What lies around the corner remains hidden to the human eye. Yet Vivek Goyal, an electrical and computer engineering professor at Boston University, wasn’t satisfied with this apparent truism of physics. As he and his team wrote in the scientific journal Nature, the ability to see around corners would have numerous advantages for safety and navigation. Autonomous vehicles would become safer, firefighters could see into burning buildings and soldiers could better assess dangerous situations. This vision might now be becoming a reality.

In 2019, the researchers managed to reconstruct a rough image from around a corner. The success is based on the assumption that scattered light rays can be put back into order and traced back to their source. Much like a mirror, even a wall also reflects rays of light; the crucial difference is in the way the light is reflected. If the light hits a shiny surface, the rays are reflected in an organized manner. But if the light hits a rough surface, they are scattered in every direction. Since the eye and brain can’t sort and process this information, the only thing perceived is a blurry reflection.

However, Goyal and his team have developed an algorithm that brings order to this chaos. For their experimental setup, the researchers placed a monitor around a corner, outside the field of view. The light from the monitor produced a blurred reflection on the wall opposite the monitor, in the team’s line of sight. Goyal took a picture of this reflection using a digital camera. He then transmitted the image to a computer. Step by step, the algorithm reconstructed the directions from which the light rays originated. The result: a pixelated yet recognizable image of the character Toad from the Mario Brothers video games, just like the one displayed on the monitor around the corner.

Goyal and his team managed to get an even sharper image when they placed an obstacle between the monitor and the wall (but out of sight of the camera). Since fewer light rays hit the wall directly with this set up, the algorithm can derive more information about the direction of the light rays and has an easier time tracking them back to their source. But the reconstructed image was not the only success of Goyal’s achievement. The professor’s experimental setup used a standard digital camera and a computer with average processing power.
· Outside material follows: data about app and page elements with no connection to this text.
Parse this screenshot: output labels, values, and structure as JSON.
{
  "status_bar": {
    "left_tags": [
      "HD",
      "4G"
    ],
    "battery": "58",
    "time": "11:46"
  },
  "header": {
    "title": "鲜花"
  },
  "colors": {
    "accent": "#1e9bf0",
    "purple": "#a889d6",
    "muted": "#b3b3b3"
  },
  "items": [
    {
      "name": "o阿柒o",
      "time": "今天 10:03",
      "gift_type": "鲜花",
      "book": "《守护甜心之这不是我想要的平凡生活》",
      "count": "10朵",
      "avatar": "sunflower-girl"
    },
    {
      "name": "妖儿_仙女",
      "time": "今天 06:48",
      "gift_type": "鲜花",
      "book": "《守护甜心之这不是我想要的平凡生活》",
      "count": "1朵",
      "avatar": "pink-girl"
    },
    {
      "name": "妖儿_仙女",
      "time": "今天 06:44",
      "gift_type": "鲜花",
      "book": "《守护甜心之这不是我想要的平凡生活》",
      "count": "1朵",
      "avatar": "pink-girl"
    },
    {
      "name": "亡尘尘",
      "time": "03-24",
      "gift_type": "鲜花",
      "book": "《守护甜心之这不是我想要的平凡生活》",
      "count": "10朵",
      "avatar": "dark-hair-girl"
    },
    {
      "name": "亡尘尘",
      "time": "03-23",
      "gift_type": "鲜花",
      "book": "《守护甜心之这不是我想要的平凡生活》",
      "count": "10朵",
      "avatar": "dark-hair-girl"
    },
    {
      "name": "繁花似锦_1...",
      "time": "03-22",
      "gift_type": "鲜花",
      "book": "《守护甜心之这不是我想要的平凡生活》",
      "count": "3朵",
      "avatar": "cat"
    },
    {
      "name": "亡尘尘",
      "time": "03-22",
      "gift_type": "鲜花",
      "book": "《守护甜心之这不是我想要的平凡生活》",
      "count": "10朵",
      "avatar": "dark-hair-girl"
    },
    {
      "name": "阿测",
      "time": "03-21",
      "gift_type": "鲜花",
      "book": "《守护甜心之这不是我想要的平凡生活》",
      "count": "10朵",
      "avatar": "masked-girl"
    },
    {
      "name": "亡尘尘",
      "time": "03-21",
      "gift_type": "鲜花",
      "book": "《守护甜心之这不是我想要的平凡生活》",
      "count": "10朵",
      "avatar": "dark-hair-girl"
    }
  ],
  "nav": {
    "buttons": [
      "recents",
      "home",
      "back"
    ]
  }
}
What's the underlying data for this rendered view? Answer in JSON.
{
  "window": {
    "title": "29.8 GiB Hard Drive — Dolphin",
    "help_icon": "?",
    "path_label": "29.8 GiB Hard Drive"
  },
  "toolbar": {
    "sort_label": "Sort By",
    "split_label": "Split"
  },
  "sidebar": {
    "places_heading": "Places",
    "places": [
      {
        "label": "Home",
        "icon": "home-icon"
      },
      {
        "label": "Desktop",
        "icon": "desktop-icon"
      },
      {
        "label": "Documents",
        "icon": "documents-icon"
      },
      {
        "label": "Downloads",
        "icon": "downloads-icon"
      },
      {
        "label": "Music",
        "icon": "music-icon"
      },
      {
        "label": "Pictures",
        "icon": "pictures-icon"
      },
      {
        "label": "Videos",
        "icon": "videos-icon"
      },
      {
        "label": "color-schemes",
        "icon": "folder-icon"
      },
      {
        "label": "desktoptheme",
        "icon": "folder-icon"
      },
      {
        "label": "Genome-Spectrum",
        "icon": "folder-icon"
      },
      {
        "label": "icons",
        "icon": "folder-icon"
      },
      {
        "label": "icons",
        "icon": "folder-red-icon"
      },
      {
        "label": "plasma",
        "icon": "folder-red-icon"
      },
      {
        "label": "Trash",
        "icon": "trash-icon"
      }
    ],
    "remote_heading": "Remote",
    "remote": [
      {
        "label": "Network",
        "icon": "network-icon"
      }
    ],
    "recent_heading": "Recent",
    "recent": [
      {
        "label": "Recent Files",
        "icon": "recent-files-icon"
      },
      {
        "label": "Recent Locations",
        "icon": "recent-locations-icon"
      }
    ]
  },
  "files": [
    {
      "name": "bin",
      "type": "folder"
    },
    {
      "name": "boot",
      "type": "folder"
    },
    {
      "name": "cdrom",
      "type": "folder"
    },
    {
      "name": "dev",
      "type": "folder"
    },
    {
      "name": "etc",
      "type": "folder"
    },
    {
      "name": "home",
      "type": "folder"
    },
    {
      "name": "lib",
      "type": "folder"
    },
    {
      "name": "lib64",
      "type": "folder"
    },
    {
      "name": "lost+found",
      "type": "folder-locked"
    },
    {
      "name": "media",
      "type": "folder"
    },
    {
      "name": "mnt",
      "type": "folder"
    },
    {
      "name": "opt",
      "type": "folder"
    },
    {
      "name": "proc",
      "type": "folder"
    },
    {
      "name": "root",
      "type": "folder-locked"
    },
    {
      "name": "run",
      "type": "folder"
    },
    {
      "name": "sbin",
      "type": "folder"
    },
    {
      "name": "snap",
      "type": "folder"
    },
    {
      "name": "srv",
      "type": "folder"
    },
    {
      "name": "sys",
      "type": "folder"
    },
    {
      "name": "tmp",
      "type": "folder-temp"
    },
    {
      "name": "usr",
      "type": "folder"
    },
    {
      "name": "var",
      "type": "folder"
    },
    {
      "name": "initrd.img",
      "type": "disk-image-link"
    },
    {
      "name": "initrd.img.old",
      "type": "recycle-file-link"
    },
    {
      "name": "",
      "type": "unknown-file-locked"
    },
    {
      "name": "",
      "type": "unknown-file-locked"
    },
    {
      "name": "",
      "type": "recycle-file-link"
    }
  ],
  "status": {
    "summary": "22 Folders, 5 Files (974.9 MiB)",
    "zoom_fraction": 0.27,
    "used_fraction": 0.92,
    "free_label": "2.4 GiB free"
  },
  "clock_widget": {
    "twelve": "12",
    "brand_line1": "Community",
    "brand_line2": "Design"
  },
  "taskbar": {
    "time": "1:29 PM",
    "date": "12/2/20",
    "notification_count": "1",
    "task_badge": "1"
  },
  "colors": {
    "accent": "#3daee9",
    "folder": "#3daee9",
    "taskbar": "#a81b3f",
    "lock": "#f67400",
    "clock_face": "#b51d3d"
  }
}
The use of this relatively simple and inexpensive equipment demonstrated that the technology could become commercially viable in the future—even if there are still a number of hurdles to be faced before a camera that can peek around corners is ready for mass production.